• **WHAT YOU WILL DO**: The answer must be the full data, restated word for word, with no pictures in it.
BEGIN GIVEN INFORMATION
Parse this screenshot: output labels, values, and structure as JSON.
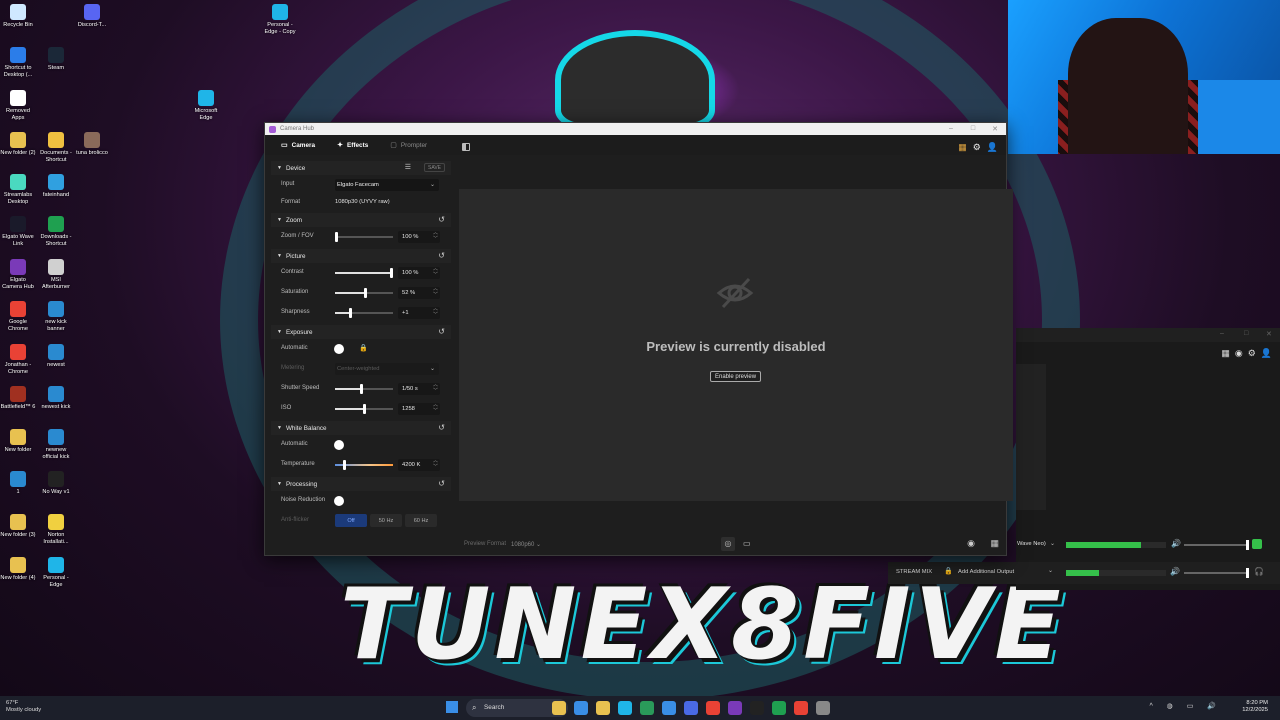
{
  "desktop": {
    "icons": [
      {
        "label": "Recycle Bin"
      },
      {
        "label": "Discord-T..."
      },
      {
        "label": "Personal - Edge - Copy"
      },
      {
        "label": "Shortcut to Desktop (..."
      },
      {
        "label": "Steam"
      },
      {
        "label": "Removed Apps"
      },
      {
        "label": "Microsoft Edge"
      },
      {
        "label": "New folder (2)"
      },
      {
        "label": "Documents - Shortcut"
      },
      {
        "label": "tuna brolicco"
      },
      {
        "label": "Streamlabs Desktop"
      },
      {
        "label": "fateinhand"
      },
      {
        "label": "Elgato Wave Link"
      },
      {
        "label": "Downloads - Shortcut"
      },
      {
        "label": "Elgato Camera Hub"
      },
      {
        "label": "MSI Afterburner"
      },
      {
        "label": "Google Chrome"
      },
      {
        "label": "new kick banner"
      },
      {
        "label": "Jonathan - Chrome"
      },
      {
        "label": "newest"
      },
      {
        "label": "Battlefield™ 6"
      },
      {
        "label": "newest kick"
      },
      {
        "label": "New folder"
      },
      {
        "label": "newnew official kick"
      },
      {
        "label": "1"
      },
      {
        "label": "No Way v1"
      },
      {
        "label": "New folder (3)"
      },
      {
        "label": "Norton Installati..."
      },
      {
        "label": "New folder (4)"
      },
      {
        "label": "Personal - Edge"
      }
    ],
    "wallpaper_text": "TUNEX8FIVE"
  },
  "window": {
    "title": "Camera Hub",
    "controls": [
      "–",
      "□",
      "✕"
    ],
    "tabs": [
      {
        "label": "Camera",
        "icon": "camera-icon"
      },
      {
        "label": "Effects",
        "icon": "wand-icon"
      },
      {
        "label": "Prompter",
        "icon": "prompter-icon"
      }
    ]
  },
  "panel": {
    "device": {
      "title": "Device",
      "save": "SAVE",
      "input_label": "Input",
      "input_value": "Elgato Facecam",
      "format_label": "Format",
      "format_value": "1080p30 (UYVY raw)"
    },
    "zoom": {
      "title": "Zoom",
      "label": "Zoom / FOV",
      "value": "100 %",
      "level": 0.0
    },
    "picture": {
      "title": "Picture",
      "contrast": {
        "label": "Contrast",
        "value": "100 %",
        "level": 1.0
      },
      "saturation": {
        "label": "Saturation",
        "value": "52 %",
        "level": 0.52
      },
      "sharpness": {
        "label": "Sharpness",
        "value": "+1",
        "level": 0.25
      }
    },
    "exposure": {
      "title": "Exposure",
      "automatic_label": "Automatic",
      "metering_label": "Metering",
      "metering_value": "Center-weighted",
      "shutter": {
        "label": "Shutter Speed",
        "value": "1/50 s",
        "level": 0.45
      },
      "iso": {
        "label": "ISO",
        "value": "1258",
        "level": 0.5
      }
    },
    "white_balance": {
      "title": "White Balance",
      "automatic_label": "Automatic",
      "temperature": {
        "label": "Temperature",
        "value": "4200 K",
        "level": 0.15
      }
    },
    "processing": {
      "title": "Processing",
      "noise_label": "Noise Reduction",
      "antiflicker_label": "Anti-flicker",
      "antiflicker_options": [
        "Off",
        "50 Hz",
        "60 Hz"
      ]
    }
  },
  "preview": {
    "message": "Preview is currently disabled",
    "button": "Enable preview",
    "format_label": "Preview Format",
    "format_value": "1080p60"
  },
  "mixer": {
    "channel_label": "Wave Neo)",
    "stream_label": "STREAM MIX",
    "output_label": "Add Additional Output",
    "channel_level": 0.75,
    "stream_level": 0.33,
    "accent": "#35c04a"
  },
  "taskbar": {
    "temp": "67°F",
    "weather": "Mostly cloudy",
    "search": "Search",
    "time": "8:20 PM",
    "date": "12/2/2025"
  }
}
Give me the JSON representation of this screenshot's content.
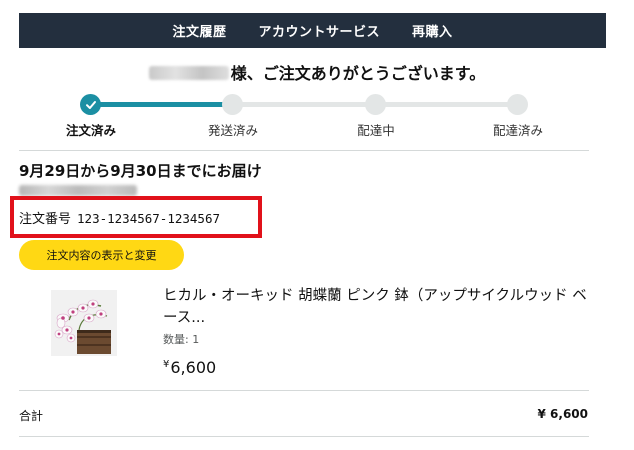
{
  "nav": {
    "items": [
      "注文履歴",
      "アカウントサービス",
      "再購入"
    ],
    "background": "#232f3e"
  },
  "greeting": "様、ご注文ありがとうございます。",
  "tracker": {
    "steps": [
      "注文済み",
      "発送済み",
      "配達中",
      "配達済み"
    ],
    "current_step": 1,
    "accent": "#1b8fa3"
  },
  "delivery": {
    "estimate": "9月29日から9月30日までにお届け"
  },
  "order": {
    "label": "注文番号",
    "number": "123-1234567-1234567",
    "highlight_color": "#e1111a"
  },
  "actions": {
    "view_change_label": "注文内容の表示と変更",
    "button_color": "#ffd814"
  },
  "item": {
    "title": "ヒカル・オーキッド 胡蝶蘭 ピンク 鉢（アップサイクルウッド ベース...",
    "quantity": "数量: 1",
    "price_symbol": "¥",
    "price": "6,600"
  },
  "summary": {
    "total_label": "合計",
    "total_value": "¥ 6,600"
  }
}
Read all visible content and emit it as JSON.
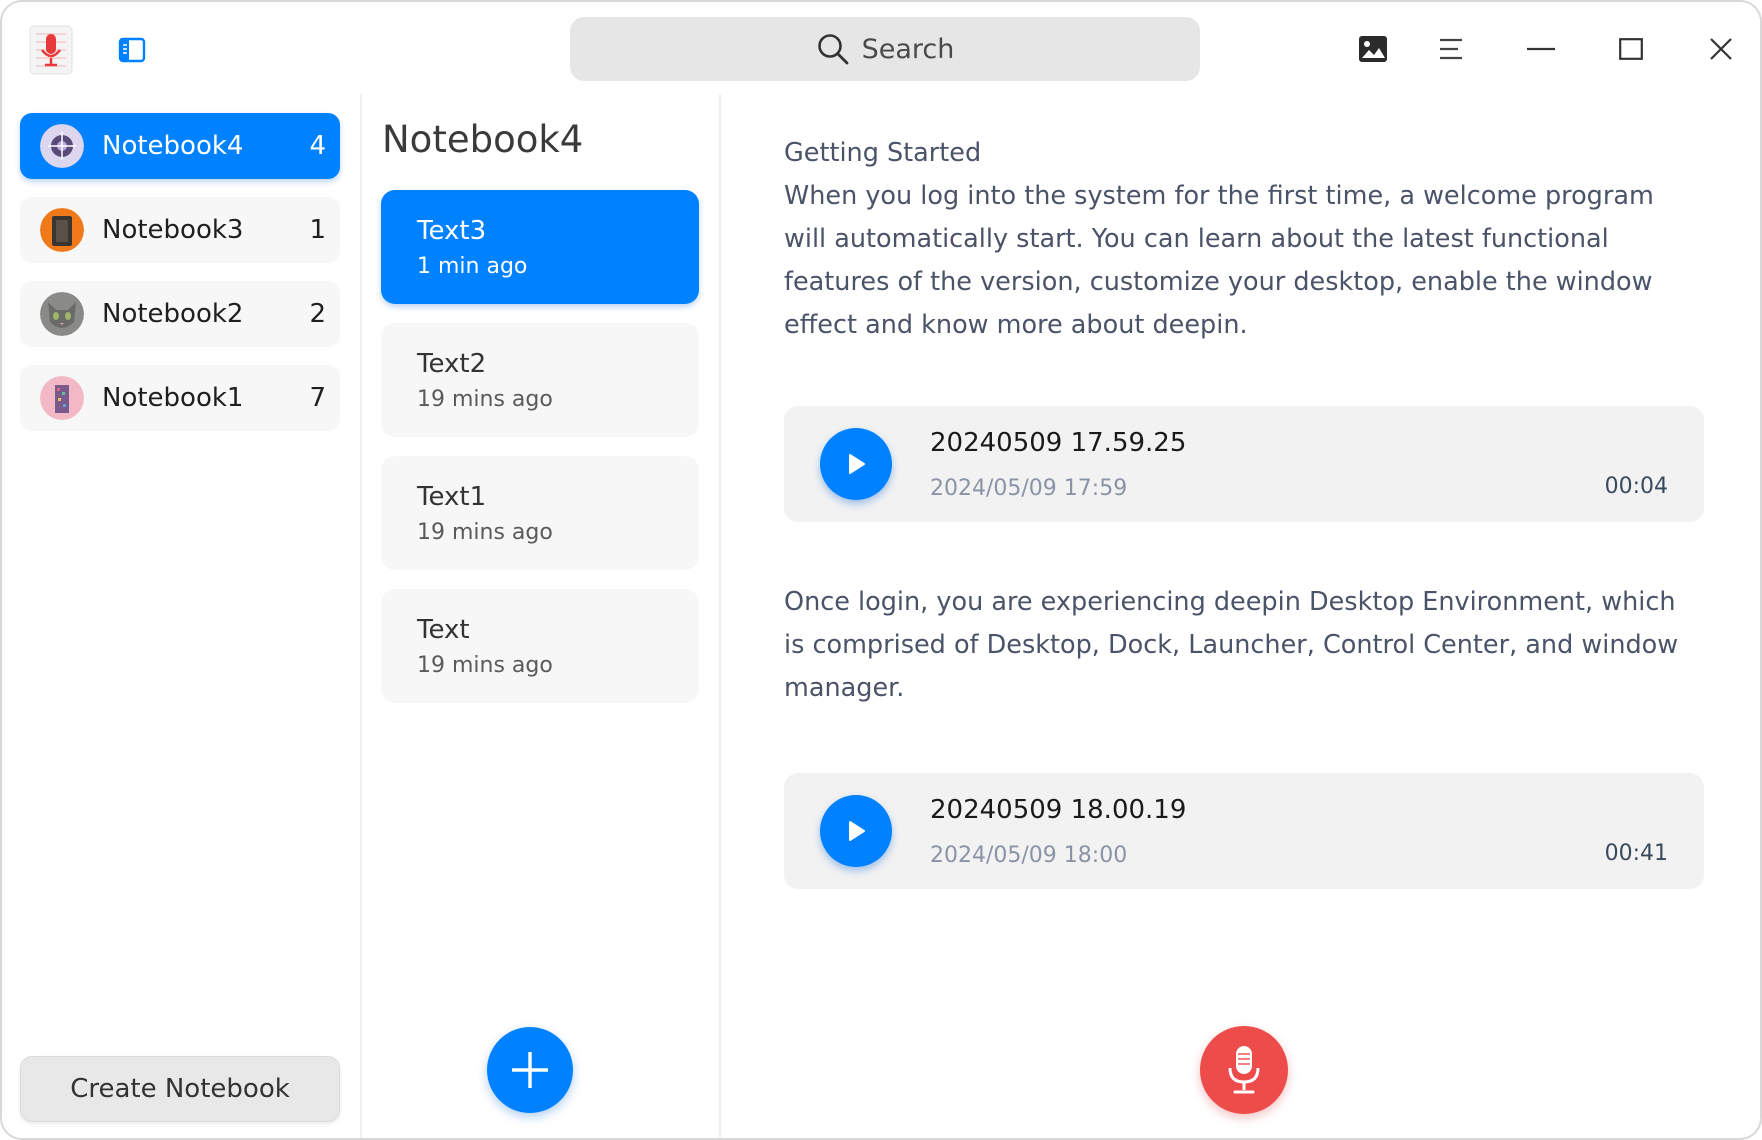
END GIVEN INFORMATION
• **RESULT OF THIS EXERCISE**:
Parse this screenshot: output labels, values, and structure as JSON.
{
  "desktop": {
    "icons": [
      {
        "label": "Recycle Bin"
      },
      {
        "label": "Discord-T..."
      },
      {
        "label": "Personal - Edge - Copy"
      },
      {
        "label": "Shortcut to Desktop (..."
      },
      {
        "label": "Steam"
      },
      {
        "label": "Removed Apps"
      },
      {
        "label": "Microsoft Edge"
      },
      {
        "label": "New folder (2)"
      },
      {
        "label": "Documents - Shortcut"
      },
      {
        "label": "tuna brolicco"
      },
      {
        "label": "Streamlabs Desktop"
      },
      {
        "label": "fateinhand"
      },
      {
        "label": "Elgato Wave Link"
      },
      {
        "label": "Downloads - Shortcut"
      },
      {
        "label": "Elgato Camera Hub"
      },
      {
        "label": "MSI Afterburner"
      },
      {
        "label": "Google Chrome"
      },
      {
        "label": "new kick banner"
      },
      {
        "label": "Jonathan - Chrome"
      },
      {
        "label": "newest"
      },
      {
        "label": "Battlefield™ 6"
      },
      {
        "label": "newest kick"
      },
      {
        "label": "New folder"
      },
      {
        "label": "newnew official kick"
      },
      {
        "label": "1"
      },
      {
        "label": "No Way v1"
      },
      {
        "label": "New folder (3)"
      },
      {
        "label": "Norton Installati..."
      },
      {
        "label": "New folder (4)"
      },
      {
        "label": "Personal - Edge"
      }
    ],
    "wallpaper_text": "TUNEX8FIVE"
  },
  "window": {
    "title": "Camera Hub",
    "controls": [
      "–",
      "□",
      "✕"
    ],
    "tabs": [
      {
        "label": "Camera",
        "icon": "camera-icon"
      },
      {
        "label": "Effects",
        "icon": "wand-icon"
      },
      {
        "label": "Prompter",
        "icon": "prompter-icon"
      }
    ]
  },
  "panel": {
    "device": {
      "title": "Device",
      "save": "SAVE",
      "input_label": "Input",
      "input_value": "Elgato Facecam",
      "format_label": "Format",
      "format_value": "1080p30 (UYVY raw)"
    },
    "zoom": {
      "title": "Zoom",
      "label": "Zoom / FOV",
      "value": "100 %",
      "level": 0.0
    },
    "picture": {
      "title": "Picture",
      "contrast": {
        "label": "Contrast",
        "value": "100 %",
        "level": 1.0
      },
      "saturation": {
        "label": "Saturation",
        "value": "52 %",
        "level": 0.52
      },
      "sharpness": {
        "label": "Sharpness",
        "value": "+1",
        "level": 0.25
      }
    },
    "exposure": {
      "title": "Exposure",
      "automatic_label": "Automatic",
      "metering_label": "Metering",
      "metering_value": "Center-weighted",
      "shutter": {
        "label": "Shutter Speed",
        "value": "1/50 s",
        "level": 0.45
      },
      "iso": {
        "label": "ISO",
        "value": "1258",
        "level": 0.5
      }
    },
    "white_balance": {
      "title": "White Balance",
      "automatic_label": "Automatic",
      "temperature": {
        "label": "Temperature",
        "value": "4200 K",
        "level": 0.15
      }
    },
    "processing": {
      "title": "Processing",
      "noise_label": "Noise Reduction",
      "antiflicker_label": "Anti-flicker",
      "antiflicker_options": [
        "Off",
        "50 Hz",
        "60 Hz"
      ]
    }
  },
  "preview": {
    "message": "Preview is currently disabled",
    "button": "Enable preview",
    "format_label": "Preview Format",
    "format_value": "1080p60"
  },
  "mixer": {
    "channel_label": "Wave Neo)",
    "stream_label": "STREAM MIX",
    "output_label": "Add Additional Output",
    "channel_level": 0.75,
    "stream_level": 0.33,
    "accent": "#35c04a"
  },
  "taskbar": {
    "temp": "67°F",
    "weather": "Mostly cloudy",
    "search": "Search",
    "time": "8:20 PM",
    "date": "12/2/2025"
  }
}
Give me the JSON representation of this screenshot's content.
{
  "nav": {
    "items": [
      "注文履歴",
      "アカウントサービス",
      "再購入"
    ],
    "background": "#232f3e"
  },
  "greeting": "様、ご注文ありがとうございます。",
  "tracker": {
    "steps": [
      "注文済み",
      "発送済み",
      "配達中",
      "配達済み"
    ],
    "current_step": 1,
    "accent": "#1b8fa3"
  },
  "delivery": {
    "estimate": "9月29日から9月30日までにお届け"
  },
  "order": {
    "label": "注文番号",
    "number": "123-1234567-1234567",
    "highlight_color": "#e1111a"
  },
  "actions": {
    "view_change_label": "注文内容の表示と変更",
    "button_color": "#ffd814"
  },
  "item": {
    "title": "ヒカル・オーキッド 胡蝶蘭 ピンク 鉢（アップサイクルウッド ベース...",
    "quantity": "数量: 1",
    "price_symbol": "¥",
    "price": "6,600"
  },
  "summary": {
    "total_label": "合計",
    "total_value": "¥ 6,600"
  }
}
Read all visible content and emit it as JSON.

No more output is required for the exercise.